You tell what’s on the other side of the door by the odor of the door.
There are rules to this game, you feel sure. You tap the crumbling edge of the off-season Olympic pool impatiently, with the toe of your left foot.
All around you, fossil fuels are being liberated from the crushing burden of use.
You want to be responsible for things that are necessary, things nobody else does:
finishing the potato cannon. Wearing white at unfashionable moments, like funerals.
For there to be a funeral, someone must die— That’s one rule, you’re guessing. And the politicians at the viewing, all crowded around the little tables, with their little trays of credit cards and baked brie with honey.
You get as close as you can to the door.
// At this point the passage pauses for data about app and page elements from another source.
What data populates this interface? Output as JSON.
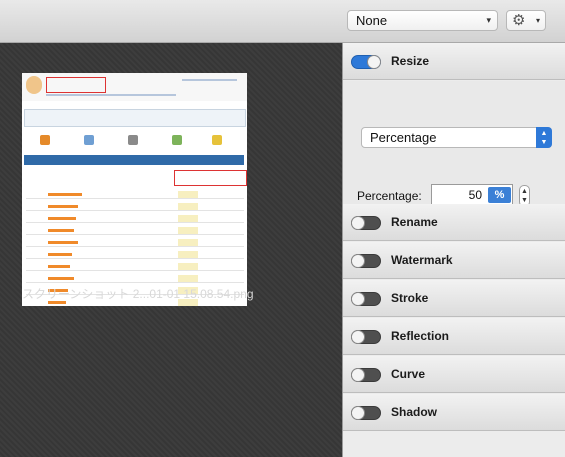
{
  "toolbar": {
    "preset_value": "None",
    "preset_chevron": "▾",
    "gear_glyph": "⚙",
    "gear_chevron": "▾"
  },
  "canvas": {
    "filename": "スクリーンショット 2...01-01 15.08.54.png"
  },
  "panel": {
    "resize": {
      "label": "Resize",
      "enabled": true,
      "mode_value": "Percentage",
      "percentage_label": "Percentage:",
      "percentage_value": "50",
      "percentage_unit": "%"
    },
    "effects": [
      {
        "label": "Rename",
        "enabled": false
      },
      {
        "label": "Watermark",
        "enabled": false
      },
      {
        "label": "Stroke",
        "enabled": false
      },
      {
        "label": "Reflection",
        "enabled": false
      },
      {
        "label": "Curve",
        "enabled": false
      },
      {
        "label": "Shadow",
        "enabled": false
      }
    ]
  },
  "colors": {
    "accent": "#2e79d8",
    "toggle_off": "#4f4f4f",
    "canvas_bg": "#3b3b3b",
    "panel_bg": "#ececec"
  }
}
You don’t smell anything, but maybe there’s a sort of humming noise coming from the other side. You’re not sure.
All the photographs in your wallet are of politicians, honey running down their chins,
and of you, with your mouth sewn shut.
You’re waiting for someone, for the right season, only there’s this terrible pressure coming from somewhere.
Your swimsuit feels tight. It’s winter. You pretend there are orders at the factories.
I want what you’ve got in your hands.[caption id="attachment_401" align="alignleft" width="240" caption="G.C. Waldrep's Hat. BOA Poet Hat."][/caption] G.C. Waldrep’s previous collections of poetry include Goldbeater’s Skin (2003), winner of the Colorado Prize; Disclamor (BOA, 2007); and Archicembalo (2009), winner of the Dorset Prize. His work has appeared in many journals, including Poetry, Ploughshares, APR, Boston Review, New England Review, Threepenny Review, Colorado Review, Tin House, Harper’s, and The Nation, as well as in Best American Poetry 2010. He was a 2007 National Endowment for the Arts Fellow in Literature and received a 2008 Gertrude Stein Award for Innovative American Poetry. His anthology of creative, critical, and personal responses to the life and work of Paul Celan, co-edited with Ilya Kaminsky, is forthcoming from Marick Press. He lives in Lewisburg, Pa., where he teaches at Bucknell University, directs the Bucknell Seminar for Younger Poets, and serves as Editor-at-Large for The Kenyon Review. [caption id="attachment_1212" align="alignleft" width="103" caption="John Gallaher. BOA poet. "][/caption] John Gallaher’s previous collections of poetry include The Little Book of Guesses (2007), winner of the Levis poetry prize, and Map of the Folded World (2009). His work has appeared in such journals as Field, Denver Quarterly, Ploughshares, New American Writing, Colorado Review, and The Kenyon Review, as well as in The Best American Poetry 2008. In 2010, he won the Boston Review poetry prize. He is currently co-editor of The Laurel Review, and, with Mary Biddinger, The Akron Series in Contemporary Poetics.